The campsite is raucous tonight. All of us residents have climbed big routes during a fab week of calm, storm free weather and it’s time to celebrate. As a quieter highlander I am slightly overwhelmed by the riotous Glaswegians at the other side of the campsite. The Glasgow crews, the Todd Twins, are hard partying, hard climbing, and accompanied by Paraffin and the aptly named Harpic. My idea of fun is a six-pack and a small toke, but these boys are in full mode and have built a huge fire in the campsite. By the wee hours they are still going strong and their spirits are well lubricated by equally spiritual beverages. It is going off. I am now lying in the mouth of my tent watching the dancing and the increasing tempo of the celebrations. Some time as the night wore on the fire was being stoked by lighter fuel bottles and empty camping gas cylinders.

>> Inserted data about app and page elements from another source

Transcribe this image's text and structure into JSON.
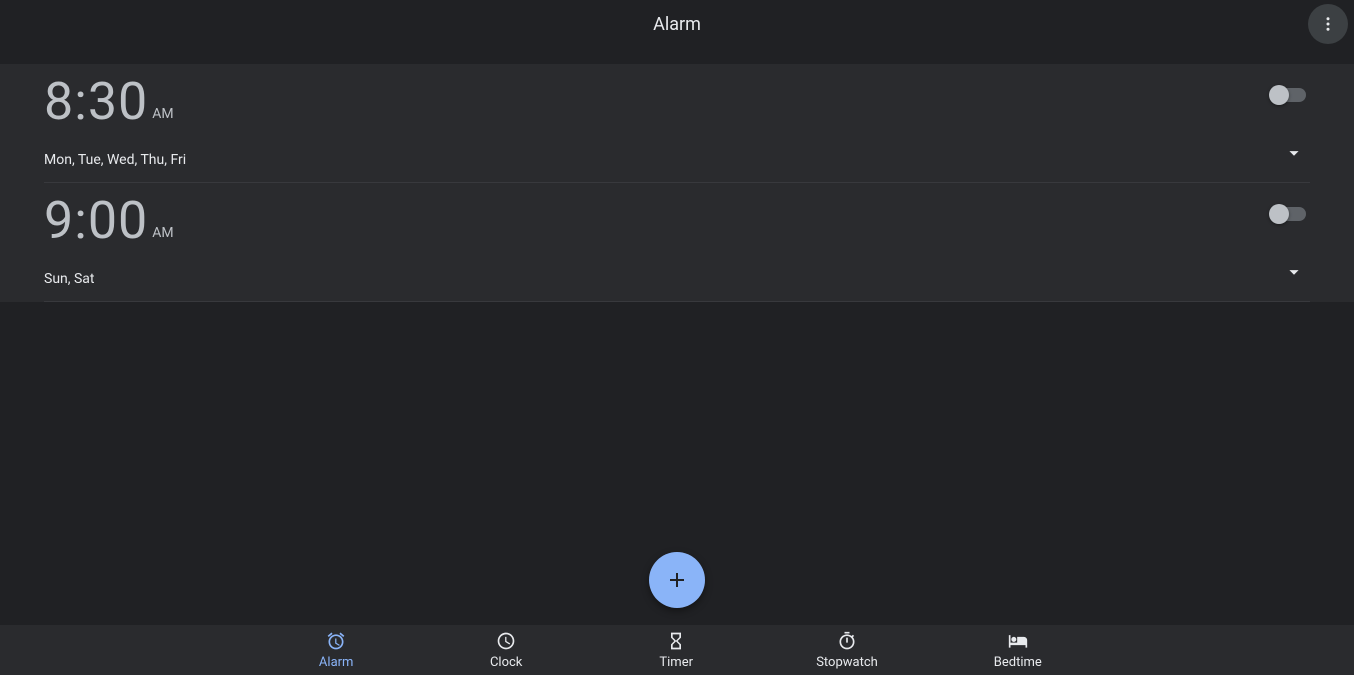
{
  "header": {
    "title": "Alarm"
  },
  "alarms": [
    {
      "time": "8:30",
      "ampm": "AM",
      "days": "Mon, Tue, Wed, Thu, Fri",
      "enabled": false
    },
    {
      "time": "9:00",
      "ampm": "AM",
      "days": "Sun, Sat",
      "enabled": false
    }
  ],
  "nav": {
    "items": [
      {
        "label": "Alarm",
        "active": true
      },
      {
        "label": "Clock",
        "active": false
      },
      {
        "label": "Timer",
        "active": false
      },
      {
        "label": "Stopwatch",
        "active": false
      },
      {
        "label": "Bedtime",
        "active": false
      }
    ]
  },
  "colors": {
    "accent": "#8ab4f8",
    "bg": "#202124",
    "surface": "#2a2b2e"
  }
}
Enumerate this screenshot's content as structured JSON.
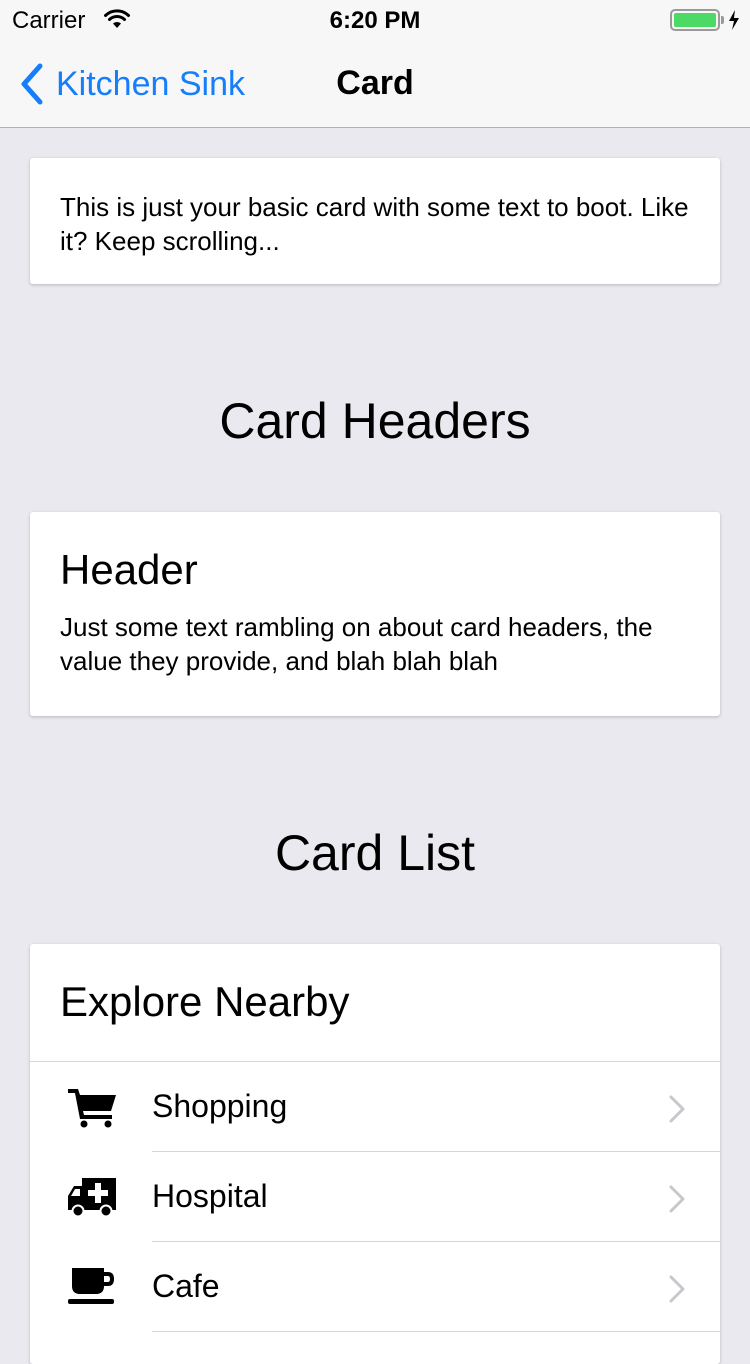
{
  "status_bar": {
    "carrier": "Carrier",
    "time": "6:20 PM",
    "battery_color": "#4cd964"
  },
  "nav": {
    "back_label": "Kitchen Sink",
    "title": "Card",
    "accent_color": "#147efb"
  },
  "basic_card": {
    "text": "This is just your basic card with some text to boot. Like it? Keep scrolling..."
  },
  "headers_section": {
    "title": "Card Headers",
    "card": {
      "header": "Header",
      "text": "Just some text rambling on about card headers, the value they provide, and blah blah blah"
    }
  },
  "list_section": {
    "title": "Card List",
    "card": {
      "header": "Explore Nearby",
      "items": [
        {
          "label": "Shopping",
          "icon": "cart-icon"
        },
        {
          "label": "Hospital",
          "icon": "ambulance-icon"
        },
        {
          "label": "Cafe",
          "icon": "coffee-cup-icon"
        }
      ]
    }
  }
}
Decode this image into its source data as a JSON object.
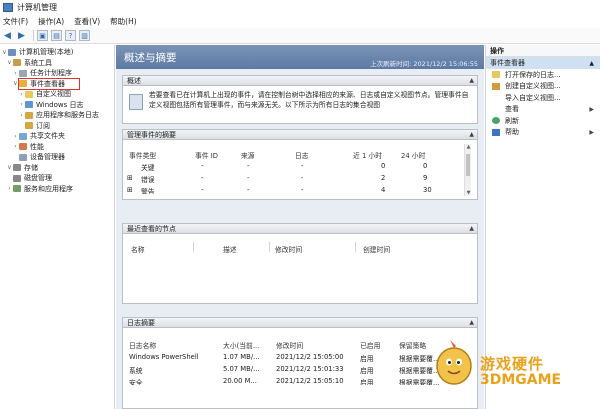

A new level of frenzy ensued as one of the band of brothers decided to launch a full, oversized canister of propane camping fuel onto the fire. The crowd of twenty or so scattered with shouts of “fire in the hole”. It seemed an age for the climax to happen. All of a sudden the fire exploded in a fireball, forcing shards of shrapnel into the dark sky followed by burning branches and flames. It was exciting, youthful and very funny at the time. A huge sleep alarming boom shook this part of the valley.
Having climaxed, the talking and laughing slowly subsided during the night. I admire their freedom, their sense of the abandonment of convention that I seem bound by. I love their ‘grab it by the scuff of the neck’ attitude that they display.
Sleep comes easily.
Its 8am and the smoldering embers of the bomb crater are now the only residue of the night’s antics. However something far more sinister is moving in the dawn. From my sleeping bag I hear some brisk and angry French voices, and as I open my tent door I am met by the muzzle of a machine gun and am face to face with a rather large Alsatian straining at its leash. Its handler is a member of the gendarmerie. It is a military body charged with police duties among civilian populations in France. You do not piss these guys off and they want us scum balls off this site and now. Whilst the majority of the heat is focused on the fireside camp, I pack up in silence and wonder where in hell I am now going to call home for the next couple of weeks.
Just like all refuge or squatter camps, if you move in and clear one out without actually deporting the residents, another one will soon spring up somewhere else. Deep in the woods above the telepherique station is a quiet, discreet group of plastic sheeted climbers’ summer hovels. It gains a few more residents armed with ice axes and crampons, ready to do battle in the high peaks.